"In the meantime, work continues onboard m/v Asterix"

CBC sources indicate that Irving Shipyards is to blame for the delay - sending letters to the Liberal Government - asking it to reconsider their initial options for iAORs for the RCN.

There are also allegations from different high-level sources in those same corners that Irving Shipbuilding Inc., a longtime competitor of Davie, meddled in the decision by sending letters to several cabinet ministers about the deal, an event that in the words of one defence source "tipped over the apple cart."

Davie, based in Lévis, Que., has long done government work, but was frozen out of the government's $39-billion National Shipbuilding Procurement Strategy. Irving was that strategy's key beneficiary, winning the lion's share of the work available. The lesser portion of the work, the so-called non-combat package, was awarded to Seaspan in Vancouver.

New supply ships are part of that deal, but none are expected to be operational until 2020 at the earliest, leaving Canada with a significant gap in capability.
Liberal ministers were warned Thursday that without guaranteed access to a supply ship, Canada will have "dramatically diminished capabilities to defend Canada" and to go abroad in support of coalition operations, or to aid in natural disaster or support humanitarian missions, CBC News has also learned.

Davie created the idea of the interim supply ship deal in 2014 and pitched unsolicited to government.

Several sources say the idea was viewed with suspicion by bureaucrats inside the government's shipbuilding offices who worried the proposal would undermine or threaten the National Shipbuilding Procurement Strategy.

The Irving and Seaspan yards subsequently offered their own interim proposals, leading to the bizarre situation of NSPS shipyards offering to build an interim supply ship for Canada that was only necessary because the NSPS program had yet to deliver supply ships.

Whatever those yards offered, the Davie deal appeared to win the Conservative government's favour.
Irving letter to ministers

It's that decision that the Irving team complained about in its letter, obtained by CBC News, and addressed to new Defence Minister Harjit Sajjan and Minister of Public Services and Procurement Judy Foote. The letter was also sent to President of the Treasury Board Scott Brison and Finance Minister Bill Morneau.

In his letter dated Tuesday, James D. Irving, the firm's co-chief executive officer, accused the government of pursuing a sole-source contract with Davie, despite an offer from Irving and Maersk Lines to provide a lower-cost option.

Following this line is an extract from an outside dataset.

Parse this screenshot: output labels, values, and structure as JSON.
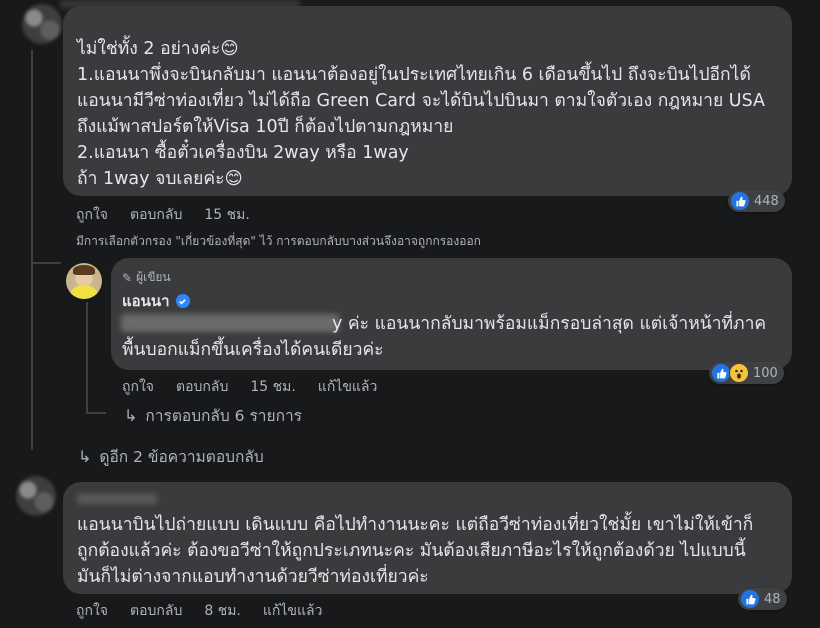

"This was done on a non-competitive basis without transparency and without a full evaluation of cost, delivery schedule, capability and risk associated with the Irving-Maersk proposal.

Irving requested its proposal be evaluated once more, before the government signs off on the Davie deal.

Emails to several Irving staff went unanswered Thursday.

The Davie deal is, indeed, a sole-source arrangement as Irving complained. But cabinet was told Thursday the deal had won an exemption to the government's contracting regulations and that there was little risk it could be successfully challenged.

Davie has already bought the ship it is to convert and has brought it to its yard on the St. Lawrence River near Quebec City.

In a statement, Davie said it had an agreement with the government.

"All audits have been successfully completed and we expect the services contract to be signed before the end of this month."